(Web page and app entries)
= = = = =
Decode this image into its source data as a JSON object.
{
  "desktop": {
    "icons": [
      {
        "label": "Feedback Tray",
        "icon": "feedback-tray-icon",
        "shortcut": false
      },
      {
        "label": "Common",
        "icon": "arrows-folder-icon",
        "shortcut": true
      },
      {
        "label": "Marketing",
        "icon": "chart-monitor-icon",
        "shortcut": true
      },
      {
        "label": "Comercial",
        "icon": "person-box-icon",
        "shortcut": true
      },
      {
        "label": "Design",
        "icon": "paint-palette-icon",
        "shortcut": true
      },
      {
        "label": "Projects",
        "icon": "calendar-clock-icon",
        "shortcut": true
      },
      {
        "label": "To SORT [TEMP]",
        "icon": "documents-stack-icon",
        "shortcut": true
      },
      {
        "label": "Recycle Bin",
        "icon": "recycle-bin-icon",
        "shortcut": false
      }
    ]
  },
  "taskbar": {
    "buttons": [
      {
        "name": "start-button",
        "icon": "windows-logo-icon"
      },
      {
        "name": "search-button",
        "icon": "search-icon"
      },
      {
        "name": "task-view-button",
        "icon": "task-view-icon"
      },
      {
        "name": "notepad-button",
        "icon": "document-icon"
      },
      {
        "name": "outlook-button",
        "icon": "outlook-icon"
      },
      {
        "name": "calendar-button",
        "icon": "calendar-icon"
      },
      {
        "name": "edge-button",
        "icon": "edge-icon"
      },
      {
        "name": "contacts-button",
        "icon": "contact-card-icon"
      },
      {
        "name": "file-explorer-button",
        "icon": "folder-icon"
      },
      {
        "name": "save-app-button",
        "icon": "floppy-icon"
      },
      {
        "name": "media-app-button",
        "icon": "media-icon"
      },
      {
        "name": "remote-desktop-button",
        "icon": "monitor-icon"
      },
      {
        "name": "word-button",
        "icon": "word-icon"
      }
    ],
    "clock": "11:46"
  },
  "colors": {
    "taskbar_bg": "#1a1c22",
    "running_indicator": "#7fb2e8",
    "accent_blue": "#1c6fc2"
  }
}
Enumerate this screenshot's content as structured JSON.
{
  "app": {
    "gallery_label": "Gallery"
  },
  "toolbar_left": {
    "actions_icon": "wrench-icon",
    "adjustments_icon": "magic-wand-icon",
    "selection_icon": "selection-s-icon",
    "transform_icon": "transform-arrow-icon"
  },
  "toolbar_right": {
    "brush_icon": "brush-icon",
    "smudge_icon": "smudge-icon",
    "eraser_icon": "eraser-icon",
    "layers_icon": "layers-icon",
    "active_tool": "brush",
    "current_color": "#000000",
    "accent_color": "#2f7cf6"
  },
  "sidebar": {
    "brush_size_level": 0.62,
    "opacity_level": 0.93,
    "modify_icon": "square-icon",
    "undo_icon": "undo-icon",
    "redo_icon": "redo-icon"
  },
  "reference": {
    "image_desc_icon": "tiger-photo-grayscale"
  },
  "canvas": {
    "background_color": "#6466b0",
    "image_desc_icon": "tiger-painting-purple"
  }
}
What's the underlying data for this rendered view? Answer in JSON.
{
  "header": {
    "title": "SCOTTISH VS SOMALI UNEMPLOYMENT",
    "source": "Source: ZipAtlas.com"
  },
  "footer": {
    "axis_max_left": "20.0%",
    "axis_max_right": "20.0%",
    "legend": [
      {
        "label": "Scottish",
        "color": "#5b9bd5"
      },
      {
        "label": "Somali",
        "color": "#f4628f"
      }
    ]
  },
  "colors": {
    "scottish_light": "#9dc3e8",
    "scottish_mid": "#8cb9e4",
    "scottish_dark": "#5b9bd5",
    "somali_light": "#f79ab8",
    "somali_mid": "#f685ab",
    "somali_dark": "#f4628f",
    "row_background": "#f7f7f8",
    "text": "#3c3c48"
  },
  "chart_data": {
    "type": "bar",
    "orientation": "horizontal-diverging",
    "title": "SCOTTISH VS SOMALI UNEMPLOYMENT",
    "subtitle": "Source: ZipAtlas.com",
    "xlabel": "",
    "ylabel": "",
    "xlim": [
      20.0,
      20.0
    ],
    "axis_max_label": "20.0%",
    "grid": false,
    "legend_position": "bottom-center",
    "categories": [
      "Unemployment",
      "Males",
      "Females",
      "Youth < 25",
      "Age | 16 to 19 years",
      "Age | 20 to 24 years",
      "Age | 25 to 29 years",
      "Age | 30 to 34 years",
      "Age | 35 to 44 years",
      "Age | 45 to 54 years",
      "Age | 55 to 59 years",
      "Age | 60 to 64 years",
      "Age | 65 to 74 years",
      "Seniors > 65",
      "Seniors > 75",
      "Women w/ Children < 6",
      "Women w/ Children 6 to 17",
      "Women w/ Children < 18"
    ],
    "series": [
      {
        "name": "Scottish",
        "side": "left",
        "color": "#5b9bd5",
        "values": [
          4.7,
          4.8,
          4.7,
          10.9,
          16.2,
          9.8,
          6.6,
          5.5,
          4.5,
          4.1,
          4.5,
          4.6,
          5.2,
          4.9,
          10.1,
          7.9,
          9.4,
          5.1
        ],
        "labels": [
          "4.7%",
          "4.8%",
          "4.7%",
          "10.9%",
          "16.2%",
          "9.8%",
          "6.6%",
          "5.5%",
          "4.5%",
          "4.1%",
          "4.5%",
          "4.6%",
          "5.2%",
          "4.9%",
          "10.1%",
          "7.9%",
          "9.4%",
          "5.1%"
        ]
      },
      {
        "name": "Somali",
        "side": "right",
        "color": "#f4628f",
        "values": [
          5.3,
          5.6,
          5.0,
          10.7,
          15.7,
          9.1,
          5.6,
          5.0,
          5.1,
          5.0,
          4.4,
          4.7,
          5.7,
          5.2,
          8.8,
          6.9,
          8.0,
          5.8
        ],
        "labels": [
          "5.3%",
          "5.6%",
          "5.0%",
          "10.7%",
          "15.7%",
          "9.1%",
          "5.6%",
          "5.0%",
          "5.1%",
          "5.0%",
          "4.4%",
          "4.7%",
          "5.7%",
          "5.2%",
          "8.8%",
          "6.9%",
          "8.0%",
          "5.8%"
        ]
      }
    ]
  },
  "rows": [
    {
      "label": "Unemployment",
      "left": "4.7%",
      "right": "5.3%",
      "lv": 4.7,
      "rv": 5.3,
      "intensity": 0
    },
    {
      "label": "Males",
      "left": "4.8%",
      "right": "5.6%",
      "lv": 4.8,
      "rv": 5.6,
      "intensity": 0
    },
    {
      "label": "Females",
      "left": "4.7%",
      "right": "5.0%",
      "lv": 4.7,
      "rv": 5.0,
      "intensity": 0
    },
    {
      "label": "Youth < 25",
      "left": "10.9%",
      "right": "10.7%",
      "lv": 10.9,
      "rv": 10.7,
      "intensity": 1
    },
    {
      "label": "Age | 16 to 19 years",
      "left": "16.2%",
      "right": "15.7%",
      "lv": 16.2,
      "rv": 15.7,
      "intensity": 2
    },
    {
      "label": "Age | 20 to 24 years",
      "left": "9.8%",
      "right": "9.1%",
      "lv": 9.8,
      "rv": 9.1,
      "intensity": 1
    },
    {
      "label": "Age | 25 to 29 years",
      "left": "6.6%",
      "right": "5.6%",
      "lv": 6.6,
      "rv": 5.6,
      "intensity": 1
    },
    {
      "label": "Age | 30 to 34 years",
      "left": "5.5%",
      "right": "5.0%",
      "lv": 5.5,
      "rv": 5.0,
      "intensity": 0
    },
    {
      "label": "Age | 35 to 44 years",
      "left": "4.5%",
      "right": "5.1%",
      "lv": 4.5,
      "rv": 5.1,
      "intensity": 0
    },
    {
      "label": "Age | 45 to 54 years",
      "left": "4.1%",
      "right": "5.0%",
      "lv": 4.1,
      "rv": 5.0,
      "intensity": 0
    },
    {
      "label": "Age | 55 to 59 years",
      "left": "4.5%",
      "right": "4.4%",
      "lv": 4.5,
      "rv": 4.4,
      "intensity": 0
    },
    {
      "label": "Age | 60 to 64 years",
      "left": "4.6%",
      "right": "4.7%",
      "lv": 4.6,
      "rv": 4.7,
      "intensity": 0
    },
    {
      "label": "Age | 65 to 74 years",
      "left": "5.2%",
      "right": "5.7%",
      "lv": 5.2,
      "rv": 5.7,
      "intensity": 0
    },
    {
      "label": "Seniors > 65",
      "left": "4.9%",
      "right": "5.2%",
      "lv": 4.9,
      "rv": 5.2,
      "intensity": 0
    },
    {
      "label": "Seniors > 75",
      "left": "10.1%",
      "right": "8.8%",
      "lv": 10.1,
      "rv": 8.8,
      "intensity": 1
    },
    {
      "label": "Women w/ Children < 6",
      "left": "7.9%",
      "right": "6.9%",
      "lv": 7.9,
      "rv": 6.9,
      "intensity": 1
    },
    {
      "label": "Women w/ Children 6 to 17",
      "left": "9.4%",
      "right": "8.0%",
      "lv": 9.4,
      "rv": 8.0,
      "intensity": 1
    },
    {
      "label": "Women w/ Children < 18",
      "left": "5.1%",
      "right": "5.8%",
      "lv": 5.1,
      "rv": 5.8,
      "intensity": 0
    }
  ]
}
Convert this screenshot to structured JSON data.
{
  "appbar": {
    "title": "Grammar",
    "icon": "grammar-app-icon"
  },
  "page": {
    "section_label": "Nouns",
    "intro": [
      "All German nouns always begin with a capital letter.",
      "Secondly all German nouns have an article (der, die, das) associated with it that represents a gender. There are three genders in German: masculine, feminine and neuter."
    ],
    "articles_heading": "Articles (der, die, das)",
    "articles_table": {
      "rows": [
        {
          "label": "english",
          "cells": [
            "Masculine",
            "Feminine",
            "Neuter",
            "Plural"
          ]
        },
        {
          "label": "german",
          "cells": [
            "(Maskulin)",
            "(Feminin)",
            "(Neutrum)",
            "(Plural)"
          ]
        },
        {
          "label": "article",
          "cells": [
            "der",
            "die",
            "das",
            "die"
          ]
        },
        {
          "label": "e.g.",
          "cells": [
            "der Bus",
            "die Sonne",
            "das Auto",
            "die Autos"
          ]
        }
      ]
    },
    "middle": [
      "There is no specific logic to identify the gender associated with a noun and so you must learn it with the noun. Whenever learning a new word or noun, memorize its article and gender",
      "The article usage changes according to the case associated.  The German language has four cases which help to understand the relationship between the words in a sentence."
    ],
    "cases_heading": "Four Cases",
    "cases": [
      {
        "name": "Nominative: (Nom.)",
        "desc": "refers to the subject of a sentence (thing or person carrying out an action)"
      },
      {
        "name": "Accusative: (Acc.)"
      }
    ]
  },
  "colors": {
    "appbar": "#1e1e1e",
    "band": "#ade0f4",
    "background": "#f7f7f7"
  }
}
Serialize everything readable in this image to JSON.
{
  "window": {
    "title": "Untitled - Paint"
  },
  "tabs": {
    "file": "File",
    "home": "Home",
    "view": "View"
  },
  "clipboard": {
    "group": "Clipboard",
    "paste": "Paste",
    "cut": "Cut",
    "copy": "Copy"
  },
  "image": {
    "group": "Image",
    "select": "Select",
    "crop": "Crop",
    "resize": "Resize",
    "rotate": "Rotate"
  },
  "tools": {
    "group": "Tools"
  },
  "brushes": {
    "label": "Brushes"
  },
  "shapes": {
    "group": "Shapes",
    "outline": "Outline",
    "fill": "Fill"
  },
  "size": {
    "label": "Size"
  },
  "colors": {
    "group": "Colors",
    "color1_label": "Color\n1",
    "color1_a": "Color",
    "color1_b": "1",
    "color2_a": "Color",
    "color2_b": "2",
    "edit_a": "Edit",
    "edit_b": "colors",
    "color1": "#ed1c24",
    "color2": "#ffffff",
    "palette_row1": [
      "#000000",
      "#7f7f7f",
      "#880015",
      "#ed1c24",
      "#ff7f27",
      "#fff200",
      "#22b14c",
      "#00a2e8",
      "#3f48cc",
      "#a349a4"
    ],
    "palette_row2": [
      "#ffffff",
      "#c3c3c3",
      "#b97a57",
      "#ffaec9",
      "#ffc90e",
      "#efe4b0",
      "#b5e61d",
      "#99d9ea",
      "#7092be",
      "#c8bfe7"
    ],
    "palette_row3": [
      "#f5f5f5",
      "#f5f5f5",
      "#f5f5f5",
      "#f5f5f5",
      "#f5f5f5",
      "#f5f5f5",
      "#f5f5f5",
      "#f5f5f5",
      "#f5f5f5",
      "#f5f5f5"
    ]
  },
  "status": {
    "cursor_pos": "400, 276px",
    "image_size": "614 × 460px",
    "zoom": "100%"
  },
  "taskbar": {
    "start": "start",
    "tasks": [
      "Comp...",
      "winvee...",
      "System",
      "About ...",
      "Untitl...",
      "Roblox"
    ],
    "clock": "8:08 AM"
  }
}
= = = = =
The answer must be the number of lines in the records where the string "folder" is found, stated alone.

| Final answer |
2